* _The task_: Check every line of the data and copy the ones where "pencil" appears.

* _Data for analysis_:
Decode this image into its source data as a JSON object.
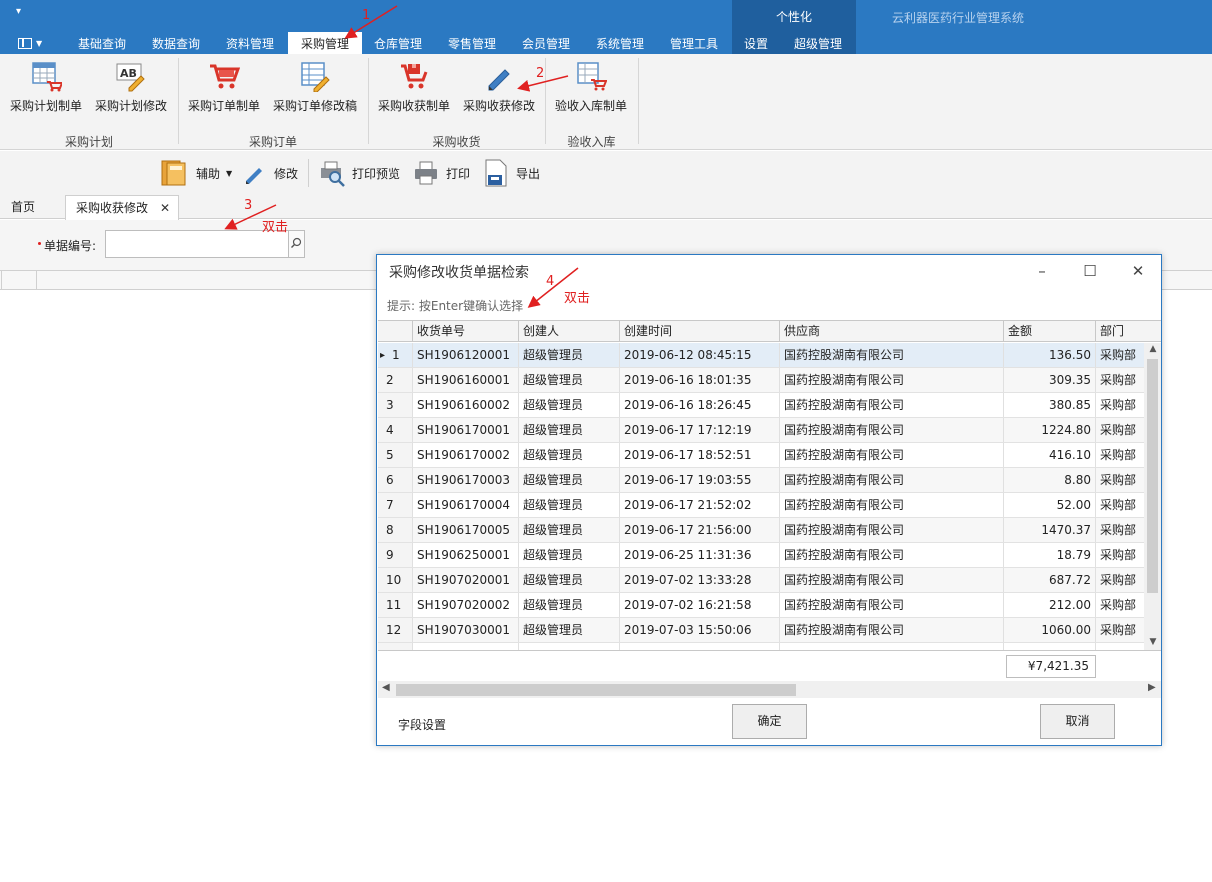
{
  "header": {
    "quick_access": "▾",
    "context_group_title": "个性化",
    "app_title": "云利器医药行业管理系统",
    "tabs": [
      {
        "label": "基础查询"
      },
      {
        "label": "数据查询"
      },
      {
        "label": "资料管理"
      },
      {
        "label": "采购管理"
      },
      {
        "label": "仓库管理"
      },
      {
        "label": "零售管理"
      },
      {
        "label": "会员管理"
      },
      {
        "label": "系统管理"
      },
      {
        "label": "管理工具"
      },
      {
        "label": "设置"
      },
      {
        "label": "超级管理"
      }
    ]
  },
  "ribbon": {
    "buttons": [
      {
        "label": "采购计划制单",
        "icon": "calendar-cart-icon"
      },
      {
        "label": "采购计划修改",
        "icon": "ab-pencil-icon"
      },
      {
        "label": "采购订单制单",
        "icon": "cart-icon"
      },
      {
        "label": "采购订单修改稿",
        "icon": "grid-pencil-icon"
      },
      {
        "label": "采购收获制单",
        "icon": "cart-box-icon"
      },
      {
        "label": "采购收获修改",
        "icon": "pencil-icon"
      },
      {
        "label": "验收入库制单",
        "icon": "calendar-cart-icon"
      }
    ],
    "groups": [
      {
        "label": "采购计划"
      },
      {
        "label": "采购订单"
      },
      {
        "label": "采购收货"
      },
      {
        "label": "验收入库"
      }
    ]
  },
  "toolbar": {
    "assist": "辅助",
    "edit": "修改",
    "print_preview": "打印预览",
    "print": "打印",
    "export": "导出"
  },
  "doc_tabs": {
    "home": "首页",
    "current": "采购收获修改",
    "close": "✕"
  },
  "search": {
    "label": "单据编号:",
    "value": ""
  },
  "dialog": {
    "title": "采购修改收货单据检索",
    "hint": "提示: 按Enter键确认选择",
    "columns": [
      "收货单号",
      "创建人",
      "创建时间",
      "供应商",
      "金额",
      "部门"
    ],
    "rows": [
      {
        "idx": "1",
        "no": "SH1906120001",
        "creator": "超级管理员",
        "time": "2019-06-12 08:45:15",
        "supplier": "国药控股湖南有限公司",
        "amount": "136.50",
        "dept": "采购部"
      },
      {
        "idx": "2",
        "no": "SH1906160001",
        "creator": "超级管理员",
        "time": "2019-06-16 18:01:35",
        "supplier": "国药控股湖南有限公司",
        "amount": "309.35",
        "dept": "采购部"
      },
      {
        "idx": "3",
        "no": "SH1906160002",
        "creator": "超级管理员",
        "time": "2019-06-16 18:26:45",
        "supplier": "国药控股湖南有限公司",
        "amount": "380.85",
        "dept": "采购部"
      },
      {
        "idx": "4",
        "no": "SH1906170001",
        "creator": "超级管理员",
        "time": "2019-06-17 17:12:19",
        "supplier": "国药控股湖南有限公司",
        "amount": "1224.80",
        "dept": "采购部"
      },
      {
        "idx": "5",
        "no": "SH1906170002",
        "creator": "超级管理员",
        "time": "2019-06-17 18:52:51",
        "supplier": "国药控股湖南有限公司",
        "amount": "416.10",
        "dept": "采购部"
      },
      {
        "idx": "6",
        "no": "SH1906170003",
        "creator": "超级管理员",
        "time": "2019-06-17 19:03:55",
        "supplier": "国药控股湖南有限公司",
        "amount": "8.80",
        "dept": "采购部"
      },
      {
        "idx": "7",
        "no": "SH1906170004",
        "creator": "超级管理员",
        "time": "2019-06-17 21:52:02",
        "supplier": "国药控股湖南有限公司",
        "amount": "52.00",
        "dept": "采购部"
      },
      {
        "idx": "8",
        "no": "SH1906170005",
        "creator": "超级管理员",
        "time": "2019-06-17 21:56:00",
        "supplier": "国药控股湖南有限公司",
        "amount": "1470.37",
        "dept": "采购部"
      },
      {
        "idx": "9",
        "no": "SH1906250001",
        "creator": "超级管理员",
        "time": "2019-06-25 11:31:36",
        "supplier": "国药控股湖南有限公司",
        "amount": "18.79",
        "dept": "采购部"
      },
      {
        "idx": "10",
        "no": "SH1907020001",
        "creator": "超级管理员",
        "time": "2019-07-02 13:33:28",
        "supplier": "国药控股湖南有限公司",
        "amount": "687.72",
        "dept": "采购部"
      },
      {
        "idx": "11",
        "no": "SH1907020002",
        "creator": "超级管理员",
        "time": "2019-07-02 16:21:58",
        "supplier": "国药控股湖南有限公司",
        "amount": "212.00",
        "dept": "采购部"
      },
      {
        "idx": "12",
        "no": "SH1907030001",
        "creator": "超级管理员",
        "time": "2019-07-03 15:50:06",
        "supplier": "国药控股湖南有限公司",
        "amount": "1060.00",
        "dept": "采购部"
      }
    ],
    "total": "¥7,421.35",
    "field_settings": "字段设置",
    "ok": "确定",
    "cancel": "取消"
  },
  "annotations": {
    "step1": "1",
    "step2": "2",
    "step3": "3",
    "step4": "4",
    "dblclick": "双击"
  },
  "colors": {
    "brand_blue": "#2b79c2",
    "annotation_red": "#e02020"
  }
}
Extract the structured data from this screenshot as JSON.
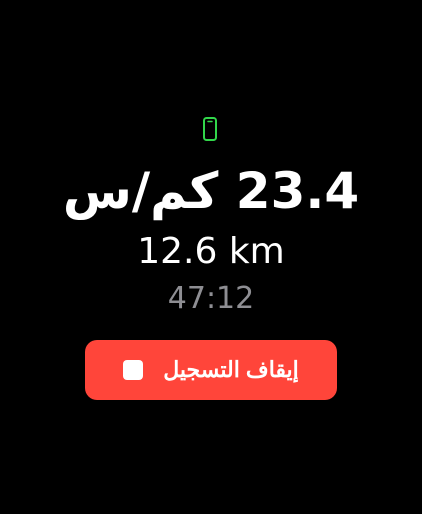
{
  "colors": {
    "background": "#000000",
    "accent_green": "#32d74b",
    "stop_red": "#ff453a",
    "secondary_text": "#8e8e93"
  },
  "status": {
    "device_icon": "phone-icon"
  },
  "metrics": {
    "speed": "23.4 كم/س",
    "distance": "12.6 km",
    "elapsed": "47:12"
  },
  "actions": {
    "stop_label": "إيقاف التسجيل",
    "stop_icon": "stop-square-icon"
  }
}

* _Result for this task_:
        "icon": "ab-pencil-icon"
        "icon": "grid-pencil-icon"
        "icon": "pencil-icon"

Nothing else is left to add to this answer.